▶ [YOUR GOAL]
Your reply should hold only the lines from the records below where "JSON" occurs.

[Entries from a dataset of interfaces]

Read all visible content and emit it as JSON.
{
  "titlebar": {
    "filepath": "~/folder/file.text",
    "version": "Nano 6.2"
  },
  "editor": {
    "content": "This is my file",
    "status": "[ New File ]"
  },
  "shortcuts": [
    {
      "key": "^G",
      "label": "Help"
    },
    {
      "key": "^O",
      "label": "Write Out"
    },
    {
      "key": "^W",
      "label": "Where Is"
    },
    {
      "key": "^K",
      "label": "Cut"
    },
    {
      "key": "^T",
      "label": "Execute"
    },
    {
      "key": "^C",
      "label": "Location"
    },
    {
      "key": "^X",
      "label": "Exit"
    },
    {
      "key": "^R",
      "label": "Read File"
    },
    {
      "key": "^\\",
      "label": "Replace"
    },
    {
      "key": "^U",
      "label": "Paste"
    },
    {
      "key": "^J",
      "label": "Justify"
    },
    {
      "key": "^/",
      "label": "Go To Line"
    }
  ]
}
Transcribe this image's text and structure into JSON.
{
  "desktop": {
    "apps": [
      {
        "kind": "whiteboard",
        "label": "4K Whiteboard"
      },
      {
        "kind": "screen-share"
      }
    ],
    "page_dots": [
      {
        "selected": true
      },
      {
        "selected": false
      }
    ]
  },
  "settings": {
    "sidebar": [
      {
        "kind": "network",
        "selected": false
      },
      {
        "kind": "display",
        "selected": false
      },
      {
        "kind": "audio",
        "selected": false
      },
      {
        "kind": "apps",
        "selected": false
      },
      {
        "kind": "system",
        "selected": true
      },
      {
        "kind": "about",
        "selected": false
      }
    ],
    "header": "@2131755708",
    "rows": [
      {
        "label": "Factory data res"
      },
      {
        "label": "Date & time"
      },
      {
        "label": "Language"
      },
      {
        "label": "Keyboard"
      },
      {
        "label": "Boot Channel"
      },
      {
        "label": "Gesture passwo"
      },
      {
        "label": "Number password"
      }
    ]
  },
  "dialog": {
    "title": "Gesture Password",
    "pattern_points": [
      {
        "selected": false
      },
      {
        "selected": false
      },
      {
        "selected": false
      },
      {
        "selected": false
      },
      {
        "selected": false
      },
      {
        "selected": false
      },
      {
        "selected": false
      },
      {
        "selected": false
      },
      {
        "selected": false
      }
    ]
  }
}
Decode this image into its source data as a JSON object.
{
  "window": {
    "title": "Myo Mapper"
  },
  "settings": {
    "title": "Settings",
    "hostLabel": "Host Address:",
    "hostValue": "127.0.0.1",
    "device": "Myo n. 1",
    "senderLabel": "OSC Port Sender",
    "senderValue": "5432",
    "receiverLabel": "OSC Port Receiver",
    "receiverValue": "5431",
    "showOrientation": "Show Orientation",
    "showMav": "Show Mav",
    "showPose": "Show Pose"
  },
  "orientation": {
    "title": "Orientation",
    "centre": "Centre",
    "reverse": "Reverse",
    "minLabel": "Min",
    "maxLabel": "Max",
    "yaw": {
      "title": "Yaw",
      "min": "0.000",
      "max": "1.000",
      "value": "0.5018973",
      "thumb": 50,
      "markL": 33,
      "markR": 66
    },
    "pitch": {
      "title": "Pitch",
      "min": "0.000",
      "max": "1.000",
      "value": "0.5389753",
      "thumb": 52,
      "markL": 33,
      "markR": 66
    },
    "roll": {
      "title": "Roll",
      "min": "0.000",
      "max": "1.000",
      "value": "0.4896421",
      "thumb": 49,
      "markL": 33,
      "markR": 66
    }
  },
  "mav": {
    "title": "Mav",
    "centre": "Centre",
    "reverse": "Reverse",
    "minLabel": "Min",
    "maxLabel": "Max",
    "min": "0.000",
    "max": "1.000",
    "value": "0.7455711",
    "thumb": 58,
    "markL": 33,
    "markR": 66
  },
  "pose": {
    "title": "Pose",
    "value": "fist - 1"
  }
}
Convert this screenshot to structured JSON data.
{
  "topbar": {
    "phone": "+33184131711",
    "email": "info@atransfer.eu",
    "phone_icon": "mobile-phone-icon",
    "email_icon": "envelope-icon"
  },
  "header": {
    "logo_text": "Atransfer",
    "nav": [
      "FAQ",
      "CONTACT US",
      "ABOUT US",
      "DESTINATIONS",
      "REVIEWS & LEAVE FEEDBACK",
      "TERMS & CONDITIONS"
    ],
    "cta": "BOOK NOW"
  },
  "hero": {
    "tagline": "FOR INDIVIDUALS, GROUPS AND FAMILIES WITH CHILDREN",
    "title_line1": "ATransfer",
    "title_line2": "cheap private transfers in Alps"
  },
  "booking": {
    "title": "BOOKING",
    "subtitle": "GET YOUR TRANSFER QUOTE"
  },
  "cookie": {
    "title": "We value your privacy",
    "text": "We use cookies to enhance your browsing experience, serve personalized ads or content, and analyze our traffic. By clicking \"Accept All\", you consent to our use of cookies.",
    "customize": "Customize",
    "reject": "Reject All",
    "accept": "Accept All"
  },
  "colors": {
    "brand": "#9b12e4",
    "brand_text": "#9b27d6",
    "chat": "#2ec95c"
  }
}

▶ [REPLY TO THE EXERCISE]
Read all visible content and emit it as JSON.
Transcribe this image's text and structure into JSON.
Decode this image into its source data as a JSON object.
Convert this screenshot to structured JSON data.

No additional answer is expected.